  • Buildings within a cathedral precinct.
  • National trust properties
  • Crown properties (although they still may allow ,consideration given on a case by case basis)
  • The freehold includes any operational railway e.g. bridge tunnel, track.

Property included in the claim

  • The freehold of the premises in which the qualifying leaseholders’ flats are contained, i.e. the block or building.
  • The freehold of the premises purchased will also include any “appurtenant property” which means: premises belonging to or usually enjoyed with the flat, such as garages, outhouses garden or yard or gardens and premises. Also property which a qualifying leaseholder is entitled to use under the terms of his lease in common with occupiers of other premises. This would include such things as communal gardens, driveways, sports facilities such as a gymnasium (note that the freeholder has the option of granting equivalent rights over such common areas rather than transferring the freehold).

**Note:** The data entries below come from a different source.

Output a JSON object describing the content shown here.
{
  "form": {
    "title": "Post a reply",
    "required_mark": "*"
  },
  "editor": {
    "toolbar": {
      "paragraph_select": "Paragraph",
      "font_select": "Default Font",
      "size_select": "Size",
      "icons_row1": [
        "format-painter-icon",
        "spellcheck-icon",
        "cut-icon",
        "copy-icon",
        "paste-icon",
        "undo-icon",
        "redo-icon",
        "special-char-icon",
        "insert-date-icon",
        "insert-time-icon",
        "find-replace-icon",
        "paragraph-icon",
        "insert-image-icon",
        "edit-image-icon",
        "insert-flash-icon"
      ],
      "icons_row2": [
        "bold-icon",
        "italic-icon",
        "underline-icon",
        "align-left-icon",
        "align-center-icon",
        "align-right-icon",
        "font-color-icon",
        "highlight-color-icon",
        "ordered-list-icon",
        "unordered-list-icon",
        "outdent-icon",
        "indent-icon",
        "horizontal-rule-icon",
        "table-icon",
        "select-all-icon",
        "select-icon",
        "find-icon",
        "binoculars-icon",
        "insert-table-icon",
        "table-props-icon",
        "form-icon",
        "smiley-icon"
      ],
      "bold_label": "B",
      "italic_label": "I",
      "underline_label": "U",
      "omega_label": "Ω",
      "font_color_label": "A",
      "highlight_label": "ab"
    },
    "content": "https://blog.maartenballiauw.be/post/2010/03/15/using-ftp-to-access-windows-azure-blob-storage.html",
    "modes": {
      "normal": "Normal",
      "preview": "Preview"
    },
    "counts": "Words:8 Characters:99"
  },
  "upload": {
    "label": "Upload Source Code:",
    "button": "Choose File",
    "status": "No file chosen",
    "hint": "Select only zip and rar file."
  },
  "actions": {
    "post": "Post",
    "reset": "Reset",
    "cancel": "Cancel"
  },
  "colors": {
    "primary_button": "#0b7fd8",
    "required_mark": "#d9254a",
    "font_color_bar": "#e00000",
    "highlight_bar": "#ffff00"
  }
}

  • At least half the flats in the building, being qualifying leaseholders, join together and instruct a solicitor and surveyor to act for them. This is not a legal requirement but is advisable due to the complexity of the process and the importance of a proper valuation.
  • The surveyor uses the formula in the 1993 Act, and their own expertise, to calculate the likely premium (price) to put in the formal application to the freeholder.
  • The solicitor advises on the best way to purchase the freehold, this would usually be via a company set up for the purpose; all participating leaseholders would then be members of the company.
  • It is often advisable to draw up a “Participation Agreement” between leaseholders which is a binding document setting out the terms of the purchase, such as the agreement for leaseholders to provide their contribution towards the premium and to pay towards the costs associated with the process.
  • The solicitor serves the formal application on the freeholder, the “Section 13 notice”, stating the premium proposed the extent of the property to be purchased and any other terms.
  • The freeholder has two months to come back and serve a counter-notice stating whether they accept that leaseholders have the right to buy the freehold, and if so, whether they agree the terms proposed, including the price. If the freeholder disputes the leaseholder’s right to buy the freehold the leaseholders will have to apply to the County Court for a declaration as to their entitlement.
  • If the freeholder’s counter-notice accepts that leaseholders have the right to buy the freehold but disputes the terms, usually the premium, the parties have a further two months to negotiate. If agreement cannot be reached within this period there is then a “window” of four months within which either party can apply to the First Tier Tribunal (Property Chamber) to rule on the terms.
  • The parties can continue to negotiate during the four month “window”, even if one of them has applied to the Tribunal. If agreement cannot be reached a Tribunal hearing will go ahead.
  • The Tribunal will make a ruling after hearing evidence from both parties. This will normally be the valuation evidence form their surveyors, as most disagreements are on the premium.
  • Once terms have been agreed, or the Tribunal has made a ruling, the parties are required to enter into a contract within specified time limits .A party can apply to the County Court to force the other party to enter into the contract if these time limits are not met.


The participating leaseholders are required to pay the freeholder’s reasonable, legal and surveyor’s costs as well as their own costs. Each party pays their own costs of the Tribunal proceedings, if it gets that far.

The Tribunal also has jurisdiction to rule on the reasonableness of the landlord’s costs.

LEASE is governed by a board, appointed as individuals by the Secretary of State for the Department for Levelling Up, Housing & Communities.